So, once upon a time I was obsessed with badly-dubbed children's anime designed to market toys and video games. With a background like that, I obviously know these series have many important differences, and that's why they're named individually. But the reason they are "guilty pleasures" is fundamentally the same for each: I was too old for those series and at times felt every inch of it, but I still went crazy over them.
I realize that a large majority of popular anime is intended for a younger audience than some think it is, but if we're talking pure emotion, it's valid to distinguish between series for children that do or don't make you feel childish for watching them. Even though its intellectually dishonest, this is how I reconcile considering these series "guilty pleasures", with my broader enjoyment of children's cartoons.
It also doesn't matter if we're talking about the heavily-edited dubs or the original versions, either. Yu-Gi-Oh! was the only one of these series that I saw in Japanese, and while it had a ton more gravitas and a better plot in Japanese, it was still pretty ridiculous. Any others, I never got around to watching in Japanese, but I imagine my reaction would be the same.
The reason I liked these series was because they had cool or adorable monsters, liked some character or another, and/or these series unlocked my first feelings of almost-nostalgia, as I got a buzz of being exposed to childish things that I hadn't actually known as a child. My attachments didn't run any deeper than that, but they had strength for a while.

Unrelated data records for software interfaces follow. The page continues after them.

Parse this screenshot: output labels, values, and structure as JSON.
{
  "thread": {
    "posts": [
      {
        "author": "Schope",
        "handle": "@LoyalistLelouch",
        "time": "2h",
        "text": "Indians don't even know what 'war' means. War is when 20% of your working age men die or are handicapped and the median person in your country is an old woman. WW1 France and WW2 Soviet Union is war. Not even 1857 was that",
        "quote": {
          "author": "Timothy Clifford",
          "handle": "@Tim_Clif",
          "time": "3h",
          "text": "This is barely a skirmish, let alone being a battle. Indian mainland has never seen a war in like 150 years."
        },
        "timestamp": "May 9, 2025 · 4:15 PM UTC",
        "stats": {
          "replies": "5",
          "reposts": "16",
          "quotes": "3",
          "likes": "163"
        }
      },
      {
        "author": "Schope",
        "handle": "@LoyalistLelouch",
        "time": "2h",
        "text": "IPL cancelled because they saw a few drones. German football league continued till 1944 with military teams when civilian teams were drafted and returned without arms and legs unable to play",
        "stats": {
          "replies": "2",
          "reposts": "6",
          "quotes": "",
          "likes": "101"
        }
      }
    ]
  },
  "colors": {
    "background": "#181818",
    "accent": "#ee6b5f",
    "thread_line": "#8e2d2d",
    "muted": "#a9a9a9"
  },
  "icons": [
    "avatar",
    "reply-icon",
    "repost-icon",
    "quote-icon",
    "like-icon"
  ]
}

For a few years Yu-Gi-Oh! even became my main fandom. I have no idea why, since my reasons for liking it were superficial and never involved embracing the actual themes and content of the series. I was hardly alone when I did this: there was a notable adult female fandom for the series, but looking back I, personally, still don't get why this happened to me.
And it's maybe because I never got it, that I forgot all about these series very quickly. However, forgetting doesn't mean rejecting. If I happen to run into something related to any of these series, I get a warm nostalgic glow, and instantly accept that I still have a soft spot (maybe on my head) for 'em. I own only fragmented DVD collections, but sometimes I wish I owned more. The thoughts pass, but they always come back.
Yet the best one out of all of these was probably the third Digimon series, Digimon Tamers. Under the guiding hand of Chiaki J. Konaka, a guy who likes Lovecraft and Evangelion and making his own strange anime, Tamers actually had a decent and compelling storyline that had nothing to do with acquisitions or tournaments.
There is still a certain chronological cutoff date for my interest in these properties. At some point, I stopped caring about new product for these media franchises, and I still don't keep up with those of them that are still alive. All of my good feelings are reserved for material that came out pre-2005. There are also other, similar shows from that time that I have completely forgotten about. But there's no fooling me: I still hold a special place in my heart for these series, no matter how much sharper my faculties get.